The Surpreme Court gay-marriage decision plays out in Ohio Amish country
Keep in mind that the majority of the people residing in Holmes County are Amish, a church people who do not vote because they do not believe in governmental ru...

Akron council committee recommends Forney for its opening
Which committee member voted for Wilhite?

Nearly a dozen Cuyahoga gay couples get licenses to marry after the Supreme Court ruling
Presiding Judge Anthony J. Russo a graduate of Chanel High School and supposed member of St. Francis Parish in Gates Mills has just excommunicated himself. As ...

Canton Youth Symphony is named orchestra of the year
This is what makes CSO the hippest small town orchestra in America!

What can be expected if Ohio's tobacco taxes increase?
let's face it! The increase has little to do with smoking cessation

Rare Cleveland Indians photo from 1911 hits the auction block
Paddy Livingston, who cut his teeth on a Louisville Slugger in Kent, Ohio was one of the immortals that played in that game. He was the catcher. Ty Cobb actuall...

Nexus denies Green's request to relocate its planned gas pipeline
These people have so much power. Too much. They could care less about the people they leave when it is done. Spectra does not, and admits, they do not do the...

Copyright © 2015 WKSU Public Radio, All Rights Reserved.

 
In Partnership With:

NPR PRI Kent State University

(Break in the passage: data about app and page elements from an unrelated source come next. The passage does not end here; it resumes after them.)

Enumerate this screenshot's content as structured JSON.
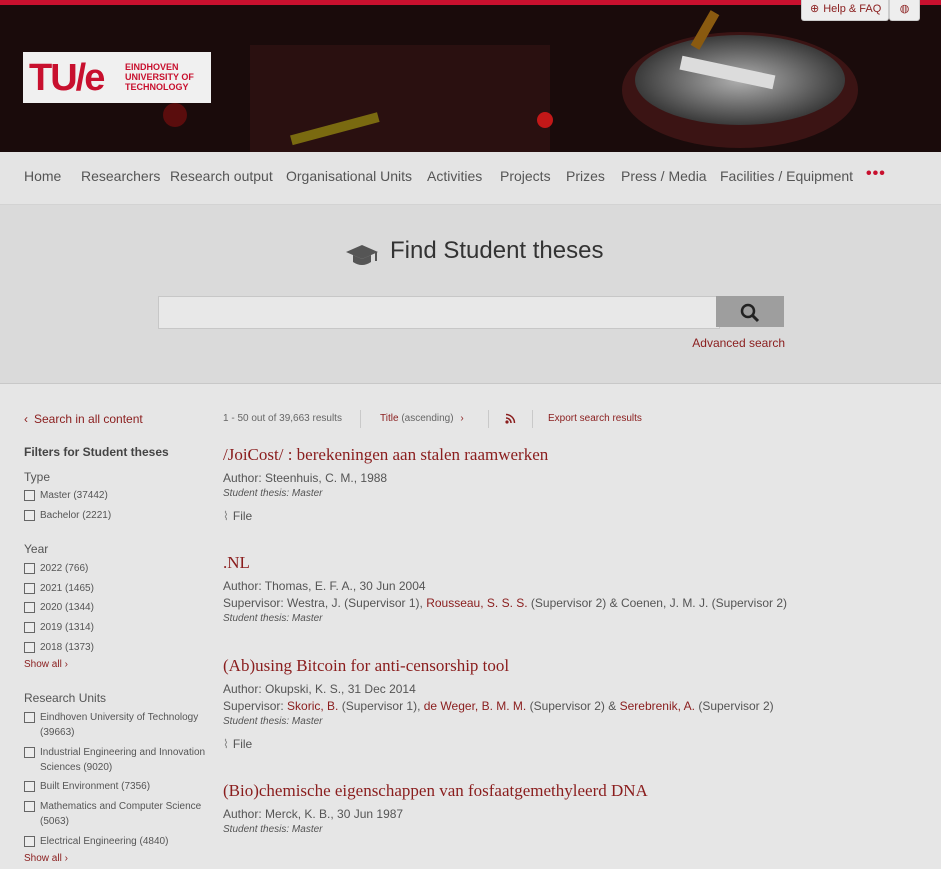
{
  "header": {
    "help_label": "Help & FAQ",
    "logo": {
      "main": "TU/e",
      "line1": "EINDHOVEN",
      "line2": "UNIVERSITY OF",
      "line3": "TECHNOLOGY"
    }
  },
  "nav": {
    "items": [
      "Home",
      "Researchers",
      "Research output",
      "Organisational Units",
      "Activities",
      "Projects",
      "Prizes",
      "Press / Media",
      "Facilities / Equipment"
    ],
    "more": "•••"
  },
  "search": {
    "title": "Find Student theses",
    "placeholder": "",
    "advanced": "Advanced search"
  },
  "sidebar": {
    "back": "Search in all content",
    "heading": "Filters for Student theses",
    "groups": [
      {
        "label": "Type",
        "options": [
          "Master (37442)",
          "Bachelor (2221)"
        ]
      },
      {
        "label": "Year",
        "options": [
          "2022 (766)",
          "2021 (1465)",
          "2020 (1344)",
          "2019 (1314)",
          "2018 (1373)"
        ],
        "show_all": "Show all ›"
      },
      {
        "label": "Research Units",
        "options": [
          "Eindhoven University of Technology (39663)",
          "Industrial Engineering and Innovation Sciences (9020)",
          "Built Environment (7356)",
          "Mathematics and Computer Science (5063)",
          "Electrical Engineering (4840)"
        ],
        "show_all": "Show all ›"
      }
    ]
  },
  "results_bar": {
    "count": "1 - 50 out of 39,663 results",
    "sort_label": "Title",
    "sort_order": "(ascending)",
    "export": "Export search results"
  },
  "results": [
    {
      "title": "/JoiCost/ : berekeningen aan stalen raamwerken",
      "author": "Author: Steenhuis, C. M., 1988",
      "type": "Student thesis: Master",
      "file": "File"
    },
    {
      "title": ".NL",
      "author": "Author: Thomas, E. F. A., 30 Jun 2004",
      "supervisor": {
        "prefix": "Supervisor: Westra, J. (Supervisor 1), ",
        "link1": "Rousseau, S. S. S.",
        "mid": " (Supervisor 2) & Coenen, J. M. J. (Supervisor 2)"
      },
      "type": "Student thesis: Master"
    },
    {
      "title": "(Ab)using Bitcoin for anti-censorship tool",
      "author": "Author: Okupski, K. S., 31 Dec 2014",
      "supervisor": {
        "prefix": "Supervisor: ",
        "link1": "Skoric, B.",
        "mid1": " (Supervisor 1), ",
        "link2": "de Weger, B. M. M.",
        "mid2": " (Supervisor 2) & ",
        "link3": "Serebrenik, A.",
        "suffix": " (Supervisor 2)"
      },
      "type": "Student thesis: Master",
      "file": "File"
    },
    {
      "title": "(Bio)chemische eigenschappen van fosfaatgemethyleerd DNA",
      "author": "Author: Merck, K. B., 30 Jun 1987",
      "type": "Student thesis: Master"
    }
  ],
  "colors": {
    "brand": "#c8102e",
    "link": "#8a1d1d"
  }
}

listen in windows media format listen in realplayer format Car Talk Hosts: Tom & Ray Magliozzi Fresh Air Host: Terry Gross A Service of Kent State University 89.7 WKSU | NPR.Classical.Other smart stuff. NPR Senior Correspondent: Noah Adams Living on Earth Host: Steve Curwood 89.7 WKSU | NPR.Classical.Other smart stuff. A Service of Kent State University